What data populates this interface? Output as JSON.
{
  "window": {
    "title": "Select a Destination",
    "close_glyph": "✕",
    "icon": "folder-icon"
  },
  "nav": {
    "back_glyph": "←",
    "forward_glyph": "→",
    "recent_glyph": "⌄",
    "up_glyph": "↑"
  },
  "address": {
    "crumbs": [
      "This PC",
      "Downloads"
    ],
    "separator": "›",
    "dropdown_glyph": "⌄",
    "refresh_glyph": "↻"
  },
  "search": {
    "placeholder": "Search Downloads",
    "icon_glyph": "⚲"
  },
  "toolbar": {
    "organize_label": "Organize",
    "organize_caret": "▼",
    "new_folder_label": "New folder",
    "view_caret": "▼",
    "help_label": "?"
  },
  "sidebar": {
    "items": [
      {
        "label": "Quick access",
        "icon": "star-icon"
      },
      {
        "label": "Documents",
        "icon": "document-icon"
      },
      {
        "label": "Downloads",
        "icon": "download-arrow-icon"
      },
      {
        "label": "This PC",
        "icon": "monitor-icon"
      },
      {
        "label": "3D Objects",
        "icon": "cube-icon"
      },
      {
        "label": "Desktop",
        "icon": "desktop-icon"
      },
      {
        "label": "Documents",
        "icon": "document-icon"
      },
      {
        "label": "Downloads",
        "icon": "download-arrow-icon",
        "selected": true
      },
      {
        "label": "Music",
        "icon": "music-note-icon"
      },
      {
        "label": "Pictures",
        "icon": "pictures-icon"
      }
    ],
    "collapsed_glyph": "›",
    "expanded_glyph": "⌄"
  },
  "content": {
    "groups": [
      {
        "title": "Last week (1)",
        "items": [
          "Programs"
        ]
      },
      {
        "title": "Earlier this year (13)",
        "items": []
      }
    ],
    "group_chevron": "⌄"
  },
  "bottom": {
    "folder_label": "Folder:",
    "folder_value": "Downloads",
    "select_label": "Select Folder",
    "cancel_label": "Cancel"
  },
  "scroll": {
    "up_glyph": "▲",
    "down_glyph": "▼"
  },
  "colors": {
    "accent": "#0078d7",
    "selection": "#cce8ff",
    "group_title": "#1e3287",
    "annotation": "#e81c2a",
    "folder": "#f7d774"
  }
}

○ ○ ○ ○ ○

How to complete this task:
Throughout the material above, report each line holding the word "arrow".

Exercise response:
        "icon": "download-arrow-icon"
        "icon": "download-arrow-icon",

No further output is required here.